Though the celebrated philosopher Schopenhauer stressed that we should dedicate our lives "to truth", he recognised that out in the world there are "places of narrow-mindedness and incapacity that are so closely allied to obstinacy, vanity and dishonesty".

The strategies given in the book fit very well with many of the flaws identified in critical thinking such as over-generalising, begging the question, appealing to authority, and using false syllogisms. In this way, the critical thinker can spot the strategies and so turn the tables on the argumentative opponent, thus making them not (always) right.

By Arthur Schopenhauer,

Why should I read it?

1 author picked The Art of Being Right as one of their favorite books, and they share why you should read it.

What is this book about?

Controversial Dialectic is the art of disputing, and of disputing in such a way as to hold one’s own, whether one is in the right or the wrong — per fas et nefas. A man may be objectively in the right, and nevertheless in the eyes of bystanders, and sometimes in his own, he may come off worst. For example, I may advance a proof of some assertion, and my adversary may refute the proof, and thus appear to have refuted the assertion, for which there may, nevertheless, be other proofs. In this case, of course, my adversary and I…


By Jalal Al-Din Rumi,

Book cover of Rumi: The Path of Love

Wendy-O Matik Author Of Redefining Our Relationships: Guidelines for Responsible Open Relationships

From the list on to ignite the revolution and smash patriarchy.

Who am I?

As a rebellious woman who is passionate about words and the revolutionary force of books, I know the power of stories. Stories are the seeds that give life to your purpose. Stories give you a reason to fight the good fight, care about something bigger than yourself, and want to be a part of social justice and positive change. The daily grind can kick you down, but a good story can remind you that there's still time to rise up, speak truth to power, help others less fortunate, and commit to what you value most. The books that I’m recommending are meant to be your personal guide to what really matters most in life to you.

Wendy-O's book list on to ignite the revolution and smash patriarchy

Why did Wendy-O love this book?

There can be no revolution without love. The 13th-century Persian poet, Sufi philosopher, and Muslim scholar Rumi is the best guide to put you on the road to an open heart and to keep you in constant connection with our shared humanity. He is the ultimate lover because his words lift off the page and teach you how to be vulnerable and courageous with your heart.

By Jalal Al-Din Rumi,

Why should I read it?

1 author picked Rumi as one of their favorite books, and they share why you should read it.

What is this book about?

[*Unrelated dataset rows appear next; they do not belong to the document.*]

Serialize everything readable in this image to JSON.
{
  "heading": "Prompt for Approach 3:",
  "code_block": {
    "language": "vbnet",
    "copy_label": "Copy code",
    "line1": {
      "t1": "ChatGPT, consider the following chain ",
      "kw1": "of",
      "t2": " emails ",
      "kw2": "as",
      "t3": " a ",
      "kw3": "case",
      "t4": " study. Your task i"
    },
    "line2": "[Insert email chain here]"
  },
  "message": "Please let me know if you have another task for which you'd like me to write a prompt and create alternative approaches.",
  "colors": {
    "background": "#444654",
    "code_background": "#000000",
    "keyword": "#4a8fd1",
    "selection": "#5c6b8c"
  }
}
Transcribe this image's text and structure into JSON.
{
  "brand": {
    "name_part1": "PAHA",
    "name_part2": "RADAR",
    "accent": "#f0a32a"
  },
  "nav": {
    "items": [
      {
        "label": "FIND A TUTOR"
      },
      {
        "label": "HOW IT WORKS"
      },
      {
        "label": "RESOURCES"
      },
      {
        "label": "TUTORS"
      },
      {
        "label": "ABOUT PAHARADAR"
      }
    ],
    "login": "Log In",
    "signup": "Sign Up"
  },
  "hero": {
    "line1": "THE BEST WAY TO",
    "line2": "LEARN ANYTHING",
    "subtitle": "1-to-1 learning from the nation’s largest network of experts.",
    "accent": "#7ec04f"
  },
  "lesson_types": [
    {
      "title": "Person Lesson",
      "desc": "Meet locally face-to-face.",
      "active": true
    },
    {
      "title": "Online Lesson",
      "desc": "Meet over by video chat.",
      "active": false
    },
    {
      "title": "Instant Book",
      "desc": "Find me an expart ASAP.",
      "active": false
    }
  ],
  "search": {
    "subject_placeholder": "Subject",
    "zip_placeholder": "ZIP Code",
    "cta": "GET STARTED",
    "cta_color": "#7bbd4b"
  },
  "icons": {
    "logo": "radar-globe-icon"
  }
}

Seven centuries after his death, the romantic poetry of Jelaluddin Rumi is presented here with 50 cards with a quotation from a Rumi poem on one side and a colour work of Middle Eastern Sufi or Islamic are on the other. The accompanying book has further illustrated selections and a life of Rumi.